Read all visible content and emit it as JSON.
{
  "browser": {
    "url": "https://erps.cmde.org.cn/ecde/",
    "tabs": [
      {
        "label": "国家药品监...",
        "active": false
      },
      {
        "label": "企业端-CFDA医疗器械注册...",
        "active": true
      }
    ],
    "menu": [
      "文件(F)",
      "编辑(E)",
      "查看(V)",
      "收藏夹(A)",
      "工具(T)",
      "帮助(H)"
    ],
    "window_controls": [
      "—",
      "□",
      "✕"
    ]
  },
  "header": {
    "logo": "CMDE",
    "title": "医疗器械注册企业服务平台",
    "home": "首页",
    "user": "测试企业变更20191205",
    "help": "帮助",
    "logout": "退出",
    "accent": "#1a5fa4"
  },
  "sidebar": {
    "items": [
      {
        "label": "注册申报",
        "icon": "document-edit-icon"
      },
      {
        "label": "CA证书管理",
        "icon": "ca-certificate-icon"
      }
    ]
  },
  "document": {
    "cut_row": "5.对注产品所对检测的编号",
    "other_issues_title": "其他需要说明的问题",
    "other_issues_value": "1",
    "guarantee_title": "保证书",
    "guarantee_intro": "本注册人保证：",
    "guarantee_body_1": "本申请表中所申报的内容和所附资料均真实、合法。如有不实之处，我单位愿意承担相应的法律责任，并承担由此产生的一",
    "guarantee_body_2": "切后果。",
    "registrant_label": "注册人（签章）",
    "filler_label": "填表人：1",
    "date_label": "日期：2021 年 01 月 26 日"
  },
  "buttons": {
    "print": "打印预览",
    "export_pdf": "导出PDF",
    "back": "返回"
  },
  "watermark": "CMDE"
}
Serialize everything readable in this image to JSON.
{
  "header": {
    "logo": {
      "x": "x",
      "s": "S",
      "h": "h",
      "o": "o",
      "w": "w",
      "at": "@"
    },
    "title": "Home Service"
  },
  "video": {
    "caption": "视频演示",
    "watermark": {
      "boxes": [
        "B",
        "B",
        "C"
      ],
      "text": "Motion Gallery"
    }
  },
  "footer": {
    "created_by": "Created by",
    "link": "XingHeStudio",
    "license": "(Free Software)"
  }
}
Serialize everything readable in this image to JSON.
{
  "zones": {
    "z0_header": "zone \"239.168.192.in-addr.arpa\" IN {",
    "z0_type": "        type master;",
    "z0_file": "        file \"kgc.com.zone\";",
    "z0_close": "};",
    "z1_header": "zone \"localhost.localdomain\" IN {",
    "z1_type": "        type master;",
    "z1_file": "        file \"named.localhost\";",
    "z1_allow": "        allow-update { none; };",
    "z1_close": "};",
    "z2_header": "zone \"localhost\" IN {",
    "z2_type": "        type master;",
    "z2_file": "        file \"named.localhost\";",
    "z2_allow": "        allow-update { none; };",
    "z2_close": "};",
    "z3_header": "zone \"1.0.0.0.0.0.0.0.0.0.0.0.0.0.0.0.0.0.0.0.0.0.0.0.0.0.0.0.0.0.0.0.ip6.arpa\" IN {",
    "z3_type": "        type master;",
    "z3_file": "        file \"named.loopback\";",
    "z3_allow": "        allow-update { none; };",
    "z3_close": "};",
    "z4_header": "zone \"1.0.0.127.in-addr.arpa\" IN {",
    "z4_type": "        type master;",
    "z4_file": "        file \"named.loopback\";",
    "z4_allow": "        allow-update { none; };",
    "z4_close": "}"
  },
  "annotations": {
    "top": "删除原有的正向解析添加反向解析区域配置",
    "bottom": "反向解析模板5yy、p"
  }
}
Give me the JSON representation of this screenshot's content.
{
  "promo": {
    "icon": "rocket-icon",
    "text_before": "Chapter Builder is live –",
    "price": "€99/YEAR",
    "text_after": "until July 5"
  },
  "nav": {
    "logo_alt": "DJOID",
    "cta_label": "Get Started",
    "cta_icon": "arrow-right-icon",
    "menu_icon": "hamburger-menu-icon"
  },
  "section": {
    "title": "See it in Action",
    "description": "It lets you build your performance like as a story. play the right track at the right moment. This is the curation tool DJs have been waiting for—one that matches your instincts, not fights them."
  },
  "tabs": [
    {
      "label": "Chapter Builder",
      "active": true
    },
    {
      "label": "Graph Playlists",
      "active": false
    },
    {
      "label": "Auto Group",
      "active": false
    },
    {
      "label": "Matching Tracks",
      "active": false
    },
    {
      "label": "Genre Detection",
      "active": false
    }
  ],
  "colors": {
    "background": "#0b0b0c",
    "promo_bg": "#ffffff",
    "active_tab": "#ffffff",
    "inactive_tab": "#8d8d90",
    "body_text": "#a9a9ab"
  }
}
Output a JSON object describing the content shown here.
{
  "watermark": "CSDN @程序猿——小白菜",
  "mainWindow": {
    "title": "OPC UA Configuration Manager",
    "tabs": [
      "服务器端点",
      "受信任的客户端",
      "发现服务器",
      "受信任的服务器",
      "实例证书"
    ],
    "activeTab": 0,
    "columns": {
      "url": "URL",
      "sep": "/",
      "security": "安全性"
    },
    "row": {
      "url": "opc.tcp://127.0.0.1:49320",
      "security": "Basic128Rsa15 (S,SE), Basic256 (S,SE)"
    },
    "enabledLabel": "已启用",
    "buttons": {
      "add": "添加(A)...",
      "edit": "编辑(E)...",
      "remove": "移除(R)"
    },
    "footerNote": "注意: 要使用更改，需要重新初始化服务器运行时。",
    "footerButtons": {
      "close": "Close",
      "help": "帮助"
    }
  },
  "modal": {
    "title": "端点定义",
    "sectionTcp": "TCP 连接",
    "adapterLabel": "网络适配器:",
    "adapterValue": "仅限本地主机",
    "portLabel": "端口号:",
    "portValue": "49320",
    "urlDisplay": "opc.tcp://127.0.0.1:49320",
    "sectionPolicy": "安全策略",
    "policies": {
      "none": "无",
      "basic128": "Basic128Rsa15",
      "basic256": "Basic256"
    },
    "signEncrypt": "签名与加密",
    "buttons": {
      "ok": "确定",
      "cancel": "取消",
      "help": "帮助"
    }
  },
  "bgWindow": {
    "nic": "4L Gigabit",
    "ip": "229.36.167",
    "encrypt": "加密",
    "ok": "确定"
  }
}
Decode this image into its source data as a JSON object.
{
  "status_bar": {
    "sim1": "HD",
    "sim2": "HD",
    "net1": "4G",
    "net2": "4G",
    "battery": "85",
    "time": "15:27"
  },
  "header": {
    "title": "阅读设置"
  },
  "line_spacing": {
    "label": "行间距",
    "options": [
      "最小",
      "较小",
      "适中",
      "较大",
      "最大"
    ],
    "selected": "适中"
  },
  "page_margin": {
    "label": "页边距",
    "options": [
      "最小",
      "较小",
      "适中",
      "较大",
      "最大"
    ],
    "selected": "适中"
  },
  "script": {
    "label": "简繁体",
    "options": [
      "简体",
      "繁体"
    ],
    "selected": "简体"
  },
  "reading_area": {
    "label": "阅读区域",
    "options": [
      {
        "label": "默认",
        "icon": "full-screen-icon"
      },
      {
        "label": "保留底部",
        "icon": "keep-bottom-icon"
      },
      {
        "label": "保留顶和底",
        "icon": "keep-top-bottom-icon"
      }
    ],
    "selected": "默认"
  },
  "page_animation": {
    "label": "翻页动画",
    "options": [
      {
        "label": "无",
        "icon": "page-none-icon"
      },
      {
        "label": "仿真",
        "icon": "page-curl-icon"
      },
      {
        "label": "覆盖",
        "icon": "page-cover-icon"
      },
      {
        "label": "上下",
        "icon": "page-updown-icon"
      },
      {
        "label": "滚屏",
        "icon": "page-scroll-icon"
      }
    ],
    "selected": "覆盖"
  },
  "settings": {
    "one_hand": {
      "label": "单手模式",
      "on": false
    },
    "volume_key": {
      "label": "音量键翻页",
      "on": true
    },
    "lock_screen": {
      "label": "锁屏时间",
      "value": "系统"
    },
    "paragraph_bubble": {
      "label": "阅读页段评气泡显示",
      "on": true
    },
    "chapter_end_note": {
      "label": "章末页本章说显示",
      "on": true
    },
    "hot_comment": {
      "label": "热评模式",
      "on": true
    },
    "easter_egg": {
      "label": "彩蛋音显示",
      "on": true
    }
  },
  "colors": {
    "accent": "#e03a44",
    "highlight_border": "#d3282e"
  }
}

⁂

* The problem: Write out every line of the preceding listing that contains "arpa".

* Solution to the problem:
    "z0_header": "zone \"239.168.192.in-addr.arpa\" IN {",
    "z3_header": "zone \"1.0.0.0.0.0.0.0.0.0.0.0.0.0.0.0.0.0.0.0.0.0.0.0.0.0.0.0.0.0.0.0.ip6.arpa\" IN {",
    "z4_header": "zone \"1.0.0.127.in-addr.arpa\" IN {",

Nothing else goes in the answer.